Gather all lines in the records below that include the word "JSON".

Entries from a dataset of interfaces:
==*==
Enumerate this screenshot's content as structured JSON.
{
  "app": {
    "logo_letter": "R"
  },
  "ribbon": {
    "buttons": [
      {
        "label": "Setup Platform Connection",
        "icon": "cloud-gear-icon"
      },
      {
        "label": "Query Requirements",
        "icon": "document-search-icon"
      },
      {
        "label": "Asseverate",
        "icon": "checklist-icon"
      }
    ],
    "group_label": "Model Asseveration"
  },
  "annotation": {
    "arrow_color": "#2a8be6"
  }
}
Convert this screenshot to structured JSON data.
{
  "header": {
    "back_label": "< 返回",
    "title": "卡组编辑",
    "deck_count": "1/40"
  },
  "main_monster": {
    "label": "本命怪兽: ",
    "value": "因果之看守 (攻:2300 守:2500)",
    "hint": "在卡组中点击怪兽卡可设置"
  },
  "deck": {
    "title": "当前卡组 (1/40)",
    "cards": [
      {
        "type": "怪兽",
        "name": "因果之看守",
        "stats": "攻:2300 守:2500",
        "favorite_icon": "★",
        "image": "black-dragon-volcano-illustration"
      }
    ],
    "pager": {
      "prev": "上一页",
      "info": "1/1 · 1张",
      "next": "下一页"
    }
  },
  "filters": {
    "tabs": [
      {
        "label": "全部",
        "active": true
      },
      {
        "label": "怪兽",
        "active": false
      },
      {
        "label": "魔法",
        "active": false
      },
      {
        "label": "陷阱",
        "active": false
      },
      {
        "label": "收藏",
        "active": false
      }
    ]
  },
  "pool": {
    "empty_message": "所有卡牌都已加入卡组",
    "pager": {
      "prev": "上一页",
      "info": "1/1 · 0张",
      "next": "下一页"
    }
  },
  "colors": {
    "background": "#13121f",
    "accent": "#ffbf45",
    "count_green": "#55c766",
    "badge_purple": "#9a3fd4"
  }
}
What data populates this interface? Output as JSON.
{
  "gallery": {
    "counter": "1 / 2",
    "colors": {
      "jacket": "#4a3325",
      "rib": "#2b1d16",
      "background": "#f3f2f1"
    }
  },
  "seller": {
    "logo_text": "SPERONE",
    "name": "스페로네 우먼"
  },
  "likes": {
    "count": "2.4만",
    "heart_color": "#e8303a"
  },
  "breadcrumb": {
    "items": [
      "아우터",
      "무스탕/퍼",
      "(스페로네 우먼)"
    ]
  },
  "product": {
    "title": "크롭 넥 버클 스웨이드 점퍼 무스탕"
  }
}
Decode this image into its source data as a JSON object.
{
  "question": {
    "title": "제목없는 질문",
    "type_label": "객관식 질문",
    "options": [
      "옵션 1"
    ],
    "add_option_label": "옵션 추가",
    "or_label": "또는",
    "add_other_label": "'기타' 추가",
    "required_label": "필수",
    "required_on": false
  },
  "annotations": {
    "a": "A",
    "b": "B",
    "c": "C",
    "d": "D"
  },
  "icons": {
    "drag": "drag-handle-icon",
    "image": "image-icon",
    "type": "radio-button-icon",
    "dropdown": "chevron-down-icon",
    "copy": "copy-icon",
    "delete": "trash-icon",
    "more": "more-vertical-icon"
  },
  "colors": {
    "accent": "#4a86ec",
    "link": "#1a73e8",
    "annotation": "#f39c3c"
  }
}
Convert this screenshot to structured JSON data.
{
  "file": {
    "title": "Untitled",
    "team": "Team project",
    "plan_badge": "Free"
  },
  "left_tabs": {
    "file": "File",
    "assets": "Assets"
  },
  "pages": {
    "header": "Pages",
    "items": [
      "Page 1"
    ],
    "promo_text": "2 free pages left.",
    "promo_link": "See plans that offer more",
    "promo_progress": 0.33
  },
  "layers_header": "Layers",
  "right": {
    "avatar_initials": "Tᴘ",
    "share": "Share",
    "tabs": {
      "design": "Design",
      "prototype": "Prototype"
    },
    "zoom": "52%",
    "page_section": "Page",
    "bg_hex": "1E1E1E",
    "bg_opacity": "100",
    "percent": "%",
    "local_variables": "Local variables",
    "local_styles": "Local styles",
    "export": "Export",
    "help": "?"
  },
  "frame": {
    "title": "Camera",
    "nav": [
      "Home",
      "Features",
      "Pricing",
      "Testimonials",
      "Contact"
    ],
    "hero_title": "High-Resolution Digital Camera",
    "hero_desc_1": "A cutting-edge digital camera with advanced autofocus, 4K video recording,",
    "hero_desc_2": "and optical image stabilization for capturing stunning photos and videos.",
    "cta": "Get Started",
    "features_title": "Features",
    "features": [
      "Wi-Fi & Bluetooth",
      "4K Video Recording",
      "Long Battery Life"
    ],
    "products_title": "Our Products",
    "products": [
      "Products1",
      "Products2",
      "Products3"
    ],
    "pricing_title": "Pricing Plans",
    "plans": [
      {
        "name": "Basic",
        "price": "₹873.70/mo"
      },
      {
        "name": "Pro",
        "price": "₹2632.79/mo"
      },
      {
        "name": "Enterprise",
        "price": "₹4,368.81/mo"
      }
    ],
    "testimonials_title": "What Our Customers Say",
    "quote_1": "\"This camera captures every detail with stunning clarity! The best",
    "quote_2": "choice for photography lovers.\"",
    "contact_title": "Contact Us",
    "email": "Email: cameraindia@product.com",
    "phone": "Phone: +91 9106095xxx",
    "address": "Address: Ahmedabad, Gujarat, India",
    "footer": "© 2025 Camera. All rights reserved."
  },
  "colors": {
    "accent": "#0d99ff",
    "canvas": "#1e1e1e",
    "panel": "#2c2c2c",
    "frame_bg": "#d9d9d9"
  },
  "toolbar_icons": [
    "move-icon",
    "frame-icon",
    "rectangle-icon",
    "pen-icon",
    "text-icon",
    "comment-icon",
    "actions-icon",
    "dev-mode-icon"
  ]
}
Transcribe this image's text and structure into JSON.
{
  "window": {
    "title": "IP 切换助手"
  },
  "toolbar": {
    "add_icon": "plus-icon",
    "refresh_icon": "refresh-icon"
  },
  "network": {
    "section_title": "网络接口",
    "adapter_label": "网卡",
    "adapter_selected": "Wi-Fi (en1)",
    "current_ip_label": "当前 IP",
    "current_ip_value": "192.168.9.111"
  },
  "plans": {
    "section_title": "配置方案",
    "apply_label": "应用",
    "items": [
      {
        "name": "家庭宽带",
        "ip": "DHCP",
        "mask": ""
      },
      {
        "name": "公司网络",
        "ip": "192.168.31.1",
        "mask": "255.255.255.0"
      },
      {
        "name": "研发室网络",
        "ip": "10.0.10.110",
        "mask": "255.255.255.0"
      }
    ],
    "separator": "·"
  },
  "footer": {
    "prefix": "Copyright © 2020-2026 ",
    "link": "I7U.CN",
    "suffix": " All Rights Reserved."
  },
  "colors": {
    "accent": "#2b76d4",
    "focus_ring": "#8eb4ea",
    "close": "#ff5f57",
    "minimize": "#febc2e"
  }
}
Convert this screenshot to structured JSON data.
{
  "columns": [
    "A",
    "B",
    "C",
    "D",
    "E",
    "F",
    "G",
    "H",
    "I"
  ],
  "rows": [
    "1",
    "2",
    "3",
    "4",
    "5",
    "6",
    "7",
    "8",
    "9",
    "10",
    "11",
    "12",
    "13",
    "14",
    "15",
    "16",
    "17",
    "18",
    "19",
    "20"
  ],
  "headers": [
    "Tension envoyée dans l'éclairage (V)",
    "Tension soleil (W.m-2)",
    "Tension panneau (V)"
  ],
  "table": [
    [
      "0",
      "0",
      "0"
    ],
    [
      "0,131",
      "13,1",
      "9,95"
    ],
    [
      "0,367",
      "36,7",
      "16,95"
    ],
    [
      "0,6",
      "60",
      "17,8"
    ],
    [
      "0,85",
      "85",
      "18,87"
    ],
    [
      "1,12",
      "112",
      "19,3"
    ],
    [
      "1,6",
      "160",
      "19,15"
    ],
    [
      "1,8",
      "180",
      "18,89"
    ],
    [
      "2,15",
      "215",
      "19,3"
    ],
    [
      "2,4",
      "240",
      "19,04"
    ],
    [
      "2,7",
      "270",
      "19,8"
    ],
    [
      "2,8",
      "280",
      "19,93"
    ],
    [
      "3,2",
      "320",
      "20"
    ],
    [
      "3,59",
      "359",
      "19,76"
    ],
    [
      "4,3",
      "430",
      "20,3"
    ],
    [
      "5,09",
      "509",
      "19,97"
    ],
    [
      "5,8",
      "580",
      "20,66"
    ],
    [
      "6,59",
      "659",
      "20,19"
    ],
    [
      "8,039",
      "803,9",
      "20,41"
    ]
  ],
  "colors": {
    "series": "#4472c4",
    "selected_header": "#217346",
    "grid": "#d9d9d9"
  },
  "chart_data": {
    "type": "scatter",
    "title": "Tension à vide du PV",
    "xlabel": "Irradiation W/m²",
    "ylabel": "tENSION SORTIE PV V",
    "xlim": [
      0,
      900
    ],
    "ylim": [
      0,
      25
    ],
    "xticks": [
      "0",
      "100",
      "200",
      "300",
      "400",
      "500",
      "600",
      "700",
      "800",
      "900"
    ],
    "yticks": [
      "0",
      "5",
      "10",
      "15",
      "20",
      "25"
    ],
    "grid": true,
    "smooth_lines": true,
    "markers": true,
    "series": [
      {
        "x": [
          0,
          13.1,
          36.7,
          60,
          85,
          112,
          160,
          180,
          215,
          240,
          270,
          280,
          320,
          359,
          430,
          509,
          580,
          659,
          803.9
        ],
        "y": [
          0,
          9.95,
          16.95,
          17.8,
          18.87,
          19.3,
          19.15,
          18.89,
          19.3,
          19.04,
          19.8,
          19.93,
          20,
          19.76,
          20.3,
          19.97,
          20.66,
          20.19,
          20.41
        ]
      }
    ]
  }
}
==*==
→ EXPECTED ANSWER:
Enumerate this screenshot's content as structured JSON.
Convert this screenshot to structured JSON data.
What data populates this interface? Output as JSON.
Decode this image into its source data as a JSON object.
Convert this screenshot to structured JSON data.
Transcribe this image's text and structure into JSON.
Convert this screenshot to structured JSON data.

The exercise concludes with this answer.